# ACTION ITEM
Copy out every line of the records where the string "succeeded" occurs.

Page and application data records
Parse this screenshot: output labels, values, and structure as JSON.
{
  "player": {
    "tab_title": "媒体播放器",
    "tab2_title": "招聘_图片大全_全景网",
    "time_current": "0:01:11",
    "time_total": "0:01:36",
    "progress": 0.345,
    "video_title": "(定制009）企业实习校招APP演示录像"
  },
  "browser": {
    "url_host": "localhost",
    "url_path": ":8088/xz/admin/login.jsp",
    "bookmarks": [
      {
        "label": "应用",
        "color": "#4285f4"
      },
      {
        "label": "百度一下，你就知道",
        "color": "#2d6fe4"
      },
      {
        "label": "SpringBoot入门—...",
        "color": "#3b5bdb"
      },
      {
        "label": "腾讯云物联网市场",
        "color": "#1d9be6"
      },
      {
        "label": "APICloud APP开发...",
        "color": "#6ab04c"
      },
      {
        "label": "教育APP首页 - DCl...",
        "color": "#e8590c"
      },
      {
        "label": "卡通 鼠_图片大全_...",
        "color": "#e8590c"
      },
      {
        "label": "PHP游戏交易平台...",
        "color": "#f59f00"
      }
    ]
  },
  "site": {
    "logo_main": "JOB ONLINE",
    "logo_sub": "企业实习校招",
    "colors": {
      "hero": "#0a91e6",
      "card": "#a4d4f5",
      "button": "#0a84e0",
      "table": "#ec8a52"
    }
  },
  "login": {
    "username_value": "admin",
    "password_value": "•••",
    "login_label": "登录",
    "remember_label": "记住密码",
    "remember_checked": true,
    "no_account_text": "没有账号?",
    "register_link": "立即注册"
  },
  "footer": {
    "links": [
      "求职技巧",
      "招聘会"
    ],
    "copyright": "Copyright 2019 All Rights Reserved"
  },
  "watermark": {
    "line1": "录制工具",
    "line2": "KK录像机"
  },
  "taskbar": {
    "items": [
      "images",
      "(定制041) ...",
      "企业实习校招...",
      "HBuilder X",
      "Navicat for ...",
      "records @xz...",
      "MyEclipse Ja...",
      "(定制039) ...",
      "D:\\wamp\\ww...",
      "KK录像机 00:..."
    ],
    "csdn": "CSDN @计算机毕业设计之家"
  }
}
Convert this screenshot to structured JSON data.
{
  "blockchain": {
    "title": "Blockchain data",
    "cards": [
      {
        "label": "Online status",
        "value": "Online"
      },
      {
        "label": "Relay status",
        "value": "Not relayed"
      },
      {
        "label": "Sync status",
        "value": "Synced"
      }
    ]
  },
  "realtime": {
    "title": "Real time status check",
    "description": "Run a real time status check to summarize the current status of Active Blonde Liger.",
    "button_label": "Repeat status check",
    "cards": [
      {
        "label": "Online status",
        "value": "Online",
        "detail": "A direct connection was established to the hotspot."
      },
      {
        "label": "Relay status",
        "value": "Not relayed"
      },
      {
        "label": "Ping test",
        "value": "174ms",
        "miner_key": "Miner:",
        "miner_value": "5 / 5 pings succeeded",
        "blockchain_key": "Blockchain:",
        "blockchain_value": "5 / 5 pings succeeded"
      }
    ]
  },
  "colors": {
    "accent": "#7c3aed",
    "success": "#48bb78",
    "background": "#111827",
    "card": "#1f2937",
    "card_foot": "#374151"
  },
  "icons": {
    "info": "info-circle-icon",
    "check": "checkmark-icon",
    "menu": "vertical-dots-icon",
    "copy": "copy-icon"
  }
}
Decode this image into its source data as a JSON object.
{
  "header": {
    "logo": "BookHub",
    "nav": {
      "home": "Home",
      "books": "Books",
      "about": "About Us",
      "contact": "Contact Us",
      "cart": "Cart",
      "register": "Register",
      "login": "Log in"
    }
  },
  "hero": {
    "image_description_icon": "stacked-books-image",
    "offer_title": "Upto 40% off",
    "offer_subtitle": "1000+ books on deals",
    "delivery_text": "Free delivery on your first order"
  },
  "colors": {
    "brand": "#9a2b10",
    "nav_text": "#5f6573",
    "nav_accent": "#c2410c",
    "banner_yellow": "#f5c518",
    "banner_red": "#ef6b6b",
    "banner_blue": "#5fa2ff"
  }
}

# REPLY TO THE EXERCISE
        "miner_value": "5 / 5 pings succeeded",
        "blockchain_value": "5 / 5 pings succeeded"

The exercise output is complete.